Two Simple Charts That Say Everything About Our Debt Situation

Let’s keep this relatively simple. 

Apropos of the Republican/Democratic tussle that finally went to the mat yesterday with the President’s speech at George Washington University: We offer two charts to illustrate where we are, and why “where we are” is not sustainable. 

The graphs below speak for themselves – but we’ve nevertheless thrown in a few comments following them for extra measure.

This is how we have been financing the past three decades of ephemeral growth (with the exception of the growth of the late 90’s which was mostly bought and paid for with real productivity):


[credit provider=”Federal Reserve Board z.1 and BEA NIPA data”]

And this is the income allocation that the above leverage has enabled and fostered:


[credit provider=”Source: BEA NIPA data and BLS CES and CPS data”]


We’ve cleaned up the Personal Income data, to be fair (as the inequity would look more extreme if we hadn’t), to eliminate returns on assets and transfer payments, in order to get down to brass tacks.  Good data on this series only goes back to 1964, but prior to the “Reagan Recovery,” the hourly earnings of the folks on the factory floors, and manning the desks in the offices, of the U.S. private sector were nearly perfectly tracking overall personal income growth.  Beginning in 1983 – and sustained throughout the past nearly-30 years – personal income grew substantially faster than hourly wages.  Where did all the excess go?

Well, the hourly wage data above included production and non-supervisory workers only.  So we will leave it to you to figure out who are the lucky members of that blue zone above.

Two things happened yesterday that are of note.  In a more public venue, as mentioned above, President Obama finally woke up to the fact that the Republicans have long been “graciously” ceding to him a populist argument he’s avoided since the day after his inaugural, and daring him to take it up,  The President heretofore hasn’t done so, in part because he’s been listening to the wrong people for too long, and, to a greater extent, because he has, in general, proven to be extremely uncomfortable with the exercise of the presidential prerogative of laying out to the people exactly what he wants and using the bully pulpit to get it.  Sort of a Keynesian Calvin Coolidge (although not silent, he has been saying little).

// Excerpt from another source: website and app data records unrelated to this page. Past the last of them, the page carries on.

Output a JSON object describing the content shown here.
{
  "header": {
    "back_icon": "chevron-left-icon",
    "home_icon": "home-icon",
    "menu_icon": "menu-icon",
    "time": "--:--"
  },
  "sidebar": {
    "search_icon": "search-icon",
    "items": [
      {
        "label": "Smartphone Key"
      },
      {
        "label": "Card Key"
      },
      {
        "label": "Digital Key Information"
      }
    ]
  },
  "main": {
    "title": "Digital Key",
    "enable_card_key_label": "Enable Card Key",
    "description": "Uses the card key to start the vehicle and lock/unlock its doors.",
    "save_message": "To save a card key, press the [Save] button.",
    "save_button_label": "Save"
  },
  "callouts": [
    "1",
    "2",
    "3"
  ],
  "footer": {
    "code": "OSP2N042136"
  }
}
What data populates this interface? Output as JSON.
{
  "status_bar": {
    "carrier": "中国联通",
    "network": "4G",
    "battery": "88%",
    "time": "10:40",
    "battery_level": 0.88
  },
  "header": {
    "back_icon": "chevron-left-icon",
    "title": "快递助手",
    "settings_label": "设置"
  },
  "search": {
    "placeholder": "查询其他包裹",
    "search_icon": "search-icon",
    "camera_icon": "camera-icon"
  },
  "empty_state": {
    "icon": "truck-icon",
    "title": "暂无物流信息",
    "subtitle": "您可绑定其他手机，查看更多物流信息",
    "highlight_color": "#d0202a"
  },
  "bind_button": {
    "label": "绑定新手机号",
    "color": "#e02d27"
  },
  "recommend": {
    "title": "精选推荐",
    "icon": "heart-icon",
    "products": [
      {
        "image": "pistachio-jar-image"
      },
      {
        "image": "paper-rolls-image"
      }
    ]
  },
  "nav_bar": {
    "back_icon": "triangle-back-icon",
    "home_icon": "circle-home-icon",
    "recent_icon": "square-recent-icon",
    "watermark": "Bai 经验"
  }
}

A few hours after the President’s speech – in a an intimate, unabashedly wonkish forum organised by the Levy Economics Institute of Bard College at the Ford Foundation, to celebrate the Institute’s 20th Annual Hyman P. Minsky Conference, Bill Gross’s former PIMCO partner, Paul McCulley, gave a passionate lecture on the state of the developed world’s economies.  Paul was interestingly unperturbed with the process of financial institution reform and the prospect for the financial sector’s (and the U.S. economy’s) double dip (we may not be in total agreement, but give him his due respect).  He was very concerned about the fracturing of the Eurozone and the implications or the global economy.  But if anything keeps Mr. McCulley – a man who has no-doubt benefitted enormously from the events of the past three decades – up at night, it is the unsustainable levels of income and wealth distribution that have materialised in the U.S.  It was a most impressive speech – far more so than the President’s.

While we have been engaged in a bacchanalia of borrowing – taking debt by any measure (nominally or relative to GDP) to stratospheric levels – the U.S. has engineered a winner-take-all economy and indebted both the majority of its people and its government to keep a “don’t tax, but spend anyway” and consumerist fantasy alive.

And now we are met on a field of battle we never expected to be fighting on in those Cold War days of the 80’s when this all began.  Now we are facing unprecedented competition from the 3.3 billion people of the BRICS nations, massive wage and trade imbalances, and underemployment levels unseen since the great depression.   And we are trying desperately to avoid nominal wage deflation (real wage deflation is already well underway).

Paul McCulley is right – the status quo is unsustainable.